When I consider that the Twelve didn’t always get what was going on, I realize I’m not always going to know what’s going on either. I might not be mature enough to believe or understand it, or perhaps it’s hidden from me because I won’t respond well. While a lot passed over the Twelve disciples’ heads while they were with Jesus, this didn’t seem to dissuade them from following Jesus. Even when the teaching was difficult, they didn’t leave him. I think Peter said it best, “”Lord, to whom shall we go? You have the words of eternal life. We have come to believe and to know that you are the Holy One of God” (John 6:68-69 NIV). 

Overall, I’d say that not knowing everything God is doing or what’s going to happen ahead of time might be more what a life of faith looks like than knowing about everything and being prepared for it in advance. 

Do you know God? God knows you, and he loves you. He sees you as significant because you are. No one is insignificant to Him. He’s with you today, and he wants you to know him. Jesus died for your sins and mine so we could be free of guilt, freed from death, and live eternally with him. Eternal salvation is just a prayer away.

Pray this prayer with me to accept the gift of salvation:

Lord Jesus, forgive me for all my sins. I repent from my ways. Wash me in your blood and cleanse me from all unrighteousness. I believe that you died on the cross, were buried, and on the third day, God the Father raised you from the dead. Right now, Lord Jesus, I open the door to my heart and receive you into my heart as my Lord and personal Savior. Amen.

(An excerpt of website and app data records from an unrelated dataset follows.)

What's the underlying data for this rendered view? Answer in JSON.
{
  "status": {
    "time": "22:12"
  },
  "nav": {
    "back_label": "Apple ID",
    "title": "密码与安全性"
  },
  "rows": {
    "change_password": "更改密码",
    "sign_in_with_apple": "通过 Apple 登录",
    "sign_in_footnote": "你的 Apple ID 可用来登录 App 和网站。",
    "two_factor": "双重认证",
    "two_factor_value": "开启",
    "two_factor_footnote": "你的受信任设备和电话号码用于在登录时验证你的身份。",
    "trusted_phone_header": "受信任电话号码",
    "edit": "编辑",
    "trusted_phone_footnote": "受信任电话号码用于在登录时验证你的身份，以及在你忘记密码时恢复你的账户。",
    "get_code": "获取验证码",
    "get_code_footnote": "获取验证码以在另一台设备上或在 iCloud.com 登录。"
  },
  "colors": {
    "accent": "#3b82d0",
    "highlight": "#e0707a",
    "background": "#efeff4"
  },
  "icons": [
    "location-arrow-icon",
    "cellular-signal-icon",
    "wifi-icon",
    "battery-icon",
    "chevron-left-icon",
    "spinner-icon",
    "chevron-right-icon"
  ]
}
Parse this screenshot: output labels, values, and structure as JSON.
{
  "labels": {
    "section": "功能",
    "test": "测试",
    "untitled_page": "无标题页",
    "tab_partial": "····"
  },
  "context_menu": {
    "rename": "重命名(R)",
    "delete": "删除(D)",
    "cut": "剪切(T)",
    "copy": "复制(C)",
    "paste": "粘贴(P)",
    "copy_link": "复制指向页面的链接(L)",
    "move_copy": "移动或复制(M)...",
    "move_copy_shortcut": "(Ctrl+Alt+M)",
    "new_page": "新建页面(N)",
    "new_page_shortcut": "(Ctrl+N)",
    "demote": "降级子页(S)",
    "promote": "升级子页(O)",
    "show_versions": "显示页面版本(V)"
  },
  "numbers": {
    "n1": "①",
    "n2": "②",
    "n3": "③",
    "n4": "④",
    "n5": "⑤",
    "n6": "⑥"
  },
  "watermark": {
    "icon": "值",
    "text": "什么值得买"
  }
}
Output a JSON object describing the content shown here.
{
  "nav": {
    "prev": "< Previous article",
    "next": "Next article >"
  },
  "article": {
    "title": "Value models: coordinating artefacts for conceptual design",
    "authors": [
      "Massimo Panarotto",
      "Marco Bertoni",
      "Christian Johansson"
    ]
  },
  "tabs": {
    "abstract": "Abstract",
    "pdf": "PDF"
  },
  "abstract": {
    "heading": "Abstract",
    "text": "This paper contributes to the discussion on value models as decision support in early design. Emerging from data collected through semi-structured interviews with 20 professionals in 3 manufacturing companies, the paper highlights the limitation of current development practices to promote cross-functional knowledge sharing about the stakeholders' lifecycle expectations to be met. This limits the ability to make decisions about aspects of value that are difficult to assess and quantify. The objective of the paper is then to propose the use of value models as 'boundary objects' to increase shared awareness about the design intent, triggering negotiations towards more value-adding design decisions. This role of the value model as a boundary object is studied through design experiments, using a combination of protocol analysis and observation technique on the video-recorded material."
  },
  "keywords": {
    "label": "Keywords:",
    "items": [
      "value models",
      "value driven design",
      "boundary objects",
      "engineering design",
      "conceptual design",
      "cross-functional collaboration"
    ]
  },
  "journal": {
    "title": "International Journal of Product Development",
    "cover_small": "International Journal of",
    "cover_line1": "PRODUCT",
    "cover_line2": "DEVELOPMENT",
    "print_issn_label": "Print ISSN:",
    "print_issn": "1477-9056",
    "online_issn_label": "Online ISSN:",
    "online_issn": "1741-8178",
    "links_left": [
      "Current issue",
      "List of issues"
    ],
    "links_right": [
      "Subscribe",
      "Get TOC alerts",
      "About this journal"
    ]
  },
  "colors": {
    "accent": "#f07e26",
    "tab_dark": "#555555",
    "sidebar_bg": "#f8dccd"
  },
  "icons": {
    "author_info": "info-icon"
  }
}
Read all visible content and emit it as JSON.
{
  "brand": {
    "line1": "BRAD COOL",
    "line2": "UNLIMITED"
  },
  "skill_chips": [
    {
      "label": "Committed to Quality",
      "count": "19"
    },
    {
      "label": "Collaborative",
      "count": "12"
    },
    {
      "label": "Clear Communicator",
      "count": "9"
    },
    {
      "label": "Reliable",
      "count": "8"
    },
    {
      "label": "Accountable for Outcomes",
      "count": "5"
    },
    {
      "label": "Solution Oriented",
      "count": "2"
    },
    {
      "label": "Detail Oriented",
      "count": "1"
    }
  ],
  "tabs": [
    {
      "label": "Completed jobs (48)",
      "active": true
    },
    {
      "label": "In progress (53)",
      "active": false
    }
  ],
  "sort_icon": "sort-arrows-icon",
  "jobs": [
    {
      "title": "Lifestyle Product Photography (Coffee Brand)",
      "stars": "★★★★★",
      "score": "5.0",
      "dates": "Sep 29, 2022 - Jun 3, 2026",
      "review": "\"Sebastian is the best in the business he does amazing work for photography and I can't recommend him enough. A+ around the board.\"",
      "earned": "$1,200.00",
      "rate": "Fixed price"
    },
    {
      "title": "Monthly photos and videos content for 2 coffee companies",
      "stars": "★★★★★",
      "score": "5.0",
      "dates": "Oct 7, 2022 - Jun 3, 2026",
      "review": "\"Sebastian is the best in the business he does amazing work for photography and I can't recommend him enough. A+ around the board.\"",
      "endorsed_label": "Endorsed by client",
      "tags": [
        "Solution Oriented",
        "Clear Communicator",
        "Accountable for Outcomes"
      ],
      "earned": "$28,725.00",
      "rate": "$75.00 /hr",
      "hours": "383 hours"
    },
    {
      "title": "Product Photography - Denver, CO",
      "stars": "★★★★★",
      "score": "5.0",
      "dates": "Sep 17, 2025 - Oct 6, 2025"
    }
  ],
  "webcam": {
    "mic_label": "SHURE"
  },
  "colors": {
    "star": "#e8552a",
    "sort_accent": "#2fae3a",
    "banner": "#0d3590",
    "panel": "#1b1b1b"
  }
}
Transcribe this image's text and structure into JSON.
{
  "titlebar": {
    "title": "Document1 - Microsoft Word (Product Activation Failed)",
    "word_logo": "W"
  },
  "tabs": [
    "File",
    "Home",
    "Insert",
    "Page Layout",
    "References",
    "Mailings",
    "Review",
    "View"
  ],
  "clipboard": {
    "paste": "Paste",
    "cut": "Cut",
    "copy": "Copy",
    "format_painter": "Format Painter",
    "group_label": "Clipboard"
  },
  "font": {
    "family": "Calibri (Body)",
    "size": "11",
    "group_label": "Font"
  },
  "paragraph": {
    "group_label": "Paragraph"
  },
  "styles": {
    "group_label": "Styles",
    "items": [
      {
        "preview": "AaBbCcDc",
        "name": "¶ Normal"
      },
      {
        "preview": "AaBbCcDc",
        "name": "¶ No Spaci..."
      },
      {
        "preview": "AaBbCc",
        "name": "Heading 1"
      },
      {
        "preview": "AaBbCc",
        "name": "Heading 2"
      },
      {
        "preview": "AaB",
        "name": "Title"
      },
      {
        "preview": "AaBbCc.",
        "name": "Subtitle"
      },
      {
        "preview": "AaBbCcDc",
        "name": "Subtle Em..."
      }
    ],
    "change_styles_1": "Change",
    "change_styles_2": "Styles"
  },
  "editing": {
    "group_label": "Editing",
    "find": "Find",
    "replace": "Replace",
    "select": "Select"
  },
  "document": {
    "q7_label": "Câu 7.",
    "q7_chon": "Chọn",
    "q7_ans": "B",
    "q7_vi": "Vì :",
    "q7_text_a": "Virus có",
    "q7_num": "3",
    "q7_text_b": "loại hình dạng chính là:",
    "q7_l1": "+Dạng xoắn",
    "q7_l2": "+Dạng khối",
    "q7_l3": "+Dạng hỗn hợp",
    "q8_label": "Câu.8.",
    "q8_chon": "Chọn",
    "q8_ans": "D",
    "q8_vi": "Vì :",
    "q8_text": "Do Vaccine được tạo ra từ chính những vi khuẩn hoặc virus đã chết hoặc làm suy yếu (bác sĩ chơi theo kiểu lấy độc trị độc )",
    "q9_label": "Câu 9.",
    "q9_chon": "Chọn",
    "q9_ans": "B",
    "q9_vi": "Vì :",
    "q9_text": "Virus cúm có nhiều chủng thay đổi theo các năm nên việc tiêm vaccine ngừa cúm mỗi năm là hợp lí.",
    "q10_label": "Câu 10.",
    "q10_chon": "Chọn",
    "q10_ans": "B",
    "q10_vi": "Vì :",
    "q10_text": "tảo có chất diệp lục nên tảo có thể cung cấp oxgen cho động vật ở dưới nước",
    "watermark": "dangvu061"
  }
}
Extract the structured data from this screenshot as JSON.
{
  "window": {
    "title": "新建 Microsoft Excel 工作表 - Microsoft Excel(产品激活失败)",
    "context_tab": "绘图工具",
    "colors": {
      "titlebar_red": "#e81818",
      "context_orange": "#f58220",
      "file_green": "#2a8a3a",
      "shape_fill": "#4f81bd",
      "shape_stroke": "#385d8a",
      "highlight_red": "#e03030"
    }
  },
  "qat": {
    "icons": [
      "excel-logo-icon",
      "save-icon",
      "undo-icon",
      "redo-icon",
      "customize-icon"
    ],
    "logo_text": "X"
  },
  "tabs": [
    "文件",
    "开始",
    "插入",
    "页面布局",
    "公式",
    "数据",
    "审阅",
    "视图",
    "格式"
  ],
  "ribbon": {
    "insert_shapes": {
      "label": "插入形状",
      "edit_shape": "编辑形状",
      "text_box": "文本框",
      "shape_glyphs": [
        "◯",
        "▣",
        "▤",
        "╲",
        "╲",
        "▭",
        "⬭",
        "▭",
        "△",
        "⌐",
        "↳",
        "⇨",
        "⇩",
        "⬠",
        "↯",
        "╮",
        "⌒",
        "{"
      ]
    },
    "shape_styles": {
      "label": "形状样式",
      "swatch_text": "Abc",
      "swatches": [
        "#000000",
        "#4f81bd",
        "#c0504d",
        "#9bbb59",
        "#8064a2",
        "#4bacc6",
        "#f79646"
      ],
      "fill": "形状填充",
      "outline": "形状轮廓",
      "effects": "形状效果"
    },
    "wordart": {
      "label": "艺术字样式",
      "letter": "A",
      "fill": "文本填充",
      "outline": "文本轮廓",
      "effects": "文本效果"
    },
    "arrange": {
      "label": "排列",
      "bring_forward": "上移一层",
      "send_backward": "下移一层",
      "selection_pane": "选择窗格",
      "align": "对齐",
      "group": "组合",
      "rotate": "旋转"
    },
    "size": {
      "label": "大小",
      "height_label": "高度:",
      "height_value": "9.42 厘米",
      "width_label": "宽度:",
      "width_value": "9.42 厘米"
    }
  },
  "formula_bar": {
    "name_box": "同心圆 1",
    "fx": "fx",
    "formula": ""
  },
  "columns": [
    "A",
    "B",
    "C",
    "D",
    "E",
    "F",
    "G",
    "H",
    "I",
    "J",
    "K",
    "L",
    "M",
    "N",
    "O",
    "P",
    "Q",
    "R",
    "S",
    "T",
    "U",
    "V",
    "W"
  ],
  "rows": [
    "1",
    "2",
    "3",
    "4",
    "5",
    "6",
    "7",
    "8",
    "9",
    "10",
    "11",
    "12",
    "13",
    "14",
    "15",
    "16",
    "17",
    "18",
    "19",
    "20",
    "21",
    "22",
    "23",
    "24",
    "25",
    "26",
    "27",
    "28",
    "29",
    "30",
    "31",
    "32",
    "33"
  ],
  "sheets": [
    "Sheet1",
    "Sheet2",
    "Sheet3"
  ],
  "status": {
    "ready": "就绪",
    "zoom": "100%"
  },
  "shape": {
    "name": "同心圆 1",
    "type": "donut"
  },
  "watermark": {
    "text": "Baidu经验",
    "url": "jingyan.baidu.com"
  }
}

If you prayed that prayer, then congratulations! You are on the first step of a brand new life. Allow me to be the first to welcome you to my family, the family of God. There are abundant resources available online for new Christians. You can visit here for more information on what to do next. You can also leave me a comment, and I’ll do my best to help you on the next step of this incredible journey.